Data records for software interfaces
# # # # # # #

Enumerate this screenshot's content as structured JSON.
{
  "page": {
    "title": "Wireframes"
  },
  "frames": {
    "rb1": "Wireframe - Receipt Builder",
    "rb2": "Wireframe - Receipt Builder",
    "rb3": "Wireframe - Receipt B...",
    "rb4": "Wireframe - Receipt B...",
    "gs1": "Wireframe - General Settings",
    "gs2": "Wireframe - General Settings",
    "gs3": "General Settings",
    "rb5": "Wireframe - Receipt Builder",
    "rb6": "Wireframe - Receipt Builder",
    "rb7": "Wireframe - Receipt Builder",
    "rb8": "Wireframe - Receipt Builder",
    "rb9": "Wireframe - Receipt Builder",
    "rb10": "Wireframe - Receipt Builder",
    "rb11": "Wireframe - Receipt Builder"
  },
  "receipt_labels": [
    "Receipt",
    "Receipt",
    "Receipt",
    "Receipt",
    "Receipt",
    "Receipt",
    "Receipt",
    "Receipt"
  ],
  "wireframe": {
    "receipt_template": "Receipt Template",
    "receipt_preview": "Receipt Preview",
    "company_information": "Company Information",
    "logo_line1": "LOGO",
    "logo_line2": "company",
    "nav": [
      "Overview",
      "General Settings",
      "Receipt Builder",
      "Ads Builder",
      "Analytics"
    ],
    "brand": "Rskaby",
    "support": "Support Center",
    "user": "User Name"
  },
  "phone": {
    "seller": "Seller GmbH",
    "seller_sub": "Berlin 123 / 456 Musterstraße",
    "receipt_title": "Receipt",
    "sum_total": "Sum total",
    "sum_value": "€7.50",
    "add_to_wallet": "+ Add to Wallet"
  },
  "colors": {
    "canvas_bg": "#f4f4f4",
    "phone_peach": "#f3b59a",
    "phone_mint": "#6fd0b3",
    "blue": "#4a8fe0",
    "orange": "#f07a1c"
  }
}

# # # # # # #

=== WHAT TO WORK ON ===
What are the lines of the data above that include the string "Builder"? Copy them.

=== OUTPUT FOR THIS EXERCISE ===
    "rb1": "Wireframe - Receipt Builder",
    "rb2": "Wireframe - Receipt Builder",
    "rb5": "Wireframe - Receipt Builder",
    "rb6": "Wireframe - Receipt Builder",
    "rb7": "Wireframe - Receipt Builder",
    "rb8": "Wireframe - Receipt Builder",
    "rb9": "Wireframe - Receipt Builder",
    "rb10": "Wireframe - Receipt Builder",
    "rb11": "Wireframe - Receipt Builder"
      "Receipt Builder",
      "Ads Builder",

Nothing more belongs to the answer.